CrimeBeat Q&A is a weekly feature where police reporter Julie Johnson answers readers’ questions about local crimes and the law.
What are the rules governing taking cellphone photos or video when behind the wheel of a car? For example, if I am stopped at a traffic light, can I shoot a photo or video of a car crash legally? Can I be ticketed?
— Eric Wittmershaus, Press Democrat editor
California law bars using a cellphone for communication — texting or talking — while driving, but the law allows drivers to use cellphones in other ways.
You can take a picture, check a map or search the Internet with a cellphone while driving, just as a driver can eat a hamburger, put on makeup or fiddle with the radio dial, Superior Court Judge Larry Ornell said.
That is, until you can’t.
Ornell, who previously presided over traffic court, said a driver’s actions become unlawful when it distracts the driver and leads to unsafe behavior.

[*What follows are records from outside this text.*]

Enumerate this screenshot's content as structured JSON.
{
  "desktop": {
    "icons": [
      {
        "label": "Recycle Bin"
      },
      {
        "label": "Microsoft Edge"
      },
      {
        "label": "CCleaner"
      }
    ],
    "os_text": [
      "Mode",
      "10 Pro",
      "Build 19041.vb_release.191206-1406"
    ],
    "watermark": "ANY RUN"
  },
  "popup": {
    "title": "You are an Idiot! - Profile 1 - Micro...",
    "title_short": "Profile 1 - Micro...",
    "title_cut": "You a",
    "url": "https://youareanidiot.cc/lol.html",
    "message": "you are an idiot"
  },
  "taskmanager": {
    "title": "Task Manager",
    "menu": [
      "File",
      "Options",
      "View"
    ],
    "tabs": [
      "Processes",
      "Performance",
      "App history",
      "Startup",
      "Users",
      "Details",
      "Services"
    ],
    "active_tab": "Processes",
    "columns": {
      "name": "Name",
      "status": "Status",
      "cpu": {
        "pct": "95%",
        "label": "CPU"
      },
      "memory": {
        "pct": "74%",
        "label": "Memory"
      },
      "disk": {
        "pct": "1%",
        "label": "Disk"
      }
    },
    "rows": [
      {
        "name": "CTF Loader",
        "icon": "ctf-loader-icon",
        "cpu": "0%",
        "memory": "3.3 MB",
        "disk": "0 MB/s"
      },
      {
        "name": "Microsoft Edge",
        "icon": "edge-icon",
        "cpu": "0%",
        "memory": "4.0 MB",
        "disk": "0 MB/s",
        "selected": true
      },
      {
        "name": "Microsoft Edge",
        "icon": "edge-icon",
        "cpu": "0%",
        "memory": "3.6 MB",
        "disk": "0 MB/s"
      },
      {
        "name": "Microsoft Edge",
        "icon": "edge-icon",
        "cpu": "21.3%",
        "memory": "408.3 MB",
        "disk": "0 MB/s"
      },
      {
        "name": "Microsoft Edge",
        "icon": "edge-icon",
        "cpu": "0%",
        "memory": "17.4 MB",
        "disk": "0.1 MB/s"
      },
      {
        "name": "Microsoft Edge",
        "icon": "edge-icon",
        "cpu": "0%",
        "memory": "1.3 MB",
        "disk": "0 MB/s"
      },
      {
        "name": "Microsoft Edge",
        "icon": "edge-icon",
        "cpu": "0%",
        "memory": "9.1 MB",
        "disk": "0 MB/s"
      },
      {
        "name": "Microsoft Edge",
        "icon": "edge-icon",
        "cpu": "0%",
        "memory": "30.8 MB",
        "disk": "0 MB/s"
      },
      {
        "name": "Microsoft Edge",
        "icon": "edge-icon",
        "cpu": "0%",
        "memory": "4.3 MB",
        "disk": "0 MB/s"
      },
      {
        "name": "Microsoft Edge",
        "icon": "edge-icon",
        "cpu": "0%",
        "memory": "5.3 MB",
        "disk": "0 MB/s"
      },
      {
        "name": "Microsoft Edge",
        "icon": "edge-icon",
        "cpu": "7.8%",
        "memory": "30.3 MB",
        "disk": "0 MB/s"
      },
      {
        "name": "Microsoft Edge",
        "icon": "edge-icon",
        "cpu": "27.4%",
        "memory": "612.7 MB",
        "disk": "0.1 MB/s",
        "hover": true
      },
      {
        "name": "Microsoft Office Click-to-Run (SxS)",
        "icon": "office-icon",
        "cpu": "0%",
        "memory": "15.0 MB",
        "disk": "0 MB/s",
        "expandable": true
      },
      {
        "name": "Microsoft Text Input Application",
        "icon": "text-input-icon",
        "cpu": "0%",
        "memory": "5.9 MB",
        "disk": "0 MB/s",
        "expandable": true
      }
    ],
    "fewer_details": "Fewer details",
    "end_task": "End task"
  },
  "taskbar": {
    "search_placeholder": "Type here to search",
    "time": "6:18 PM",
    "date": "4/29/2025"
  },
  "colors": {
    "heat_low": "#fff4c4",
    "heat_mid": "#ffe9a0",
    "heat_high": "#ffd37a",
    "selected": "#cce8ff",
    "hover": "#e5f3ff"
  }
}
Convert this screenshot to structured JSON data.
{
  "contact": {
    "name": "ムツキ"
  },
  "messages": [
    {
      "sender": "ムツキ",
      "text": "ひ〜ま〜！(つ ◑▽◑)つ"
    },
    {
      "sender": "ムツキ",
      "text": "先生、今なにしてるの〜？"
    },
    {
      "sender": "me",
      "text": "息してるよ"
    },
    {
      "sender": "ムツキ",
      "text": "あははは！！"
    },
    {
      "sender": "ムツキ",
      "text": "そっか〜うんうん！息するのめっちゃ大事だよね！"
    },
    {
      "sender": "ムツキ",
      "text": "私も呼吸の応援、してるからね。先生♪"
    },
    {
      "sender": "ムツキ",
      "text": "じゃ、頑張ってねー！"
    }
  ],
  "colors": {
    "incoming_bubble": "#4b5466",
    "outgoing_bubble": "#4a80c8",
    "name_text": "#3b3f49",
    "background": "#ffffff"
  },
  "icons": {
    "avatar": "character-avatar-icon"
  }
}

“If you’re not looking at the road, then you’re most likely traveling at an unsafe speed,” Ornell said. “People who sit at the green light and make others honk their horns are interfering with the flow of traffic and breaking the law.”
And any of the above actions — the hamburger or the phone or the makeup — can cause a driver to unsafely move, delay or stop and earn a driver a traffic ticket or cause the motorist to crash.
California law banning cellphone use among drivers was reinterpreted in 2014 to allow drivers to use GPS maps on smartphones after a Fresno man took his case all the way to California’s 5th District Court of Appeal and won. He got a ticket when a motorcycle officer saw him checking a map while in standstill traffic. He challenged the ticket in court and eventually won, forcing traffic officers across the state to change some strategies for policing unsafe driving.
Ornell cautioned drivers to be smart about how they use a cellphone, warning that even if a behavior isn’t illegal, it still may not be safe. The judge said he doesn’t use a cellphone while driving but does use his vehicles hands-free navigation system.
Driving is “the most dangerous thing we do and most of us take it for granted,” that we’ll arrive at our destinations, Ornell said.
Submit your questions about crime, safety and criminal justice to Staff Writer Julie Johnson at email@example.com. On Twitter @jjpressdem.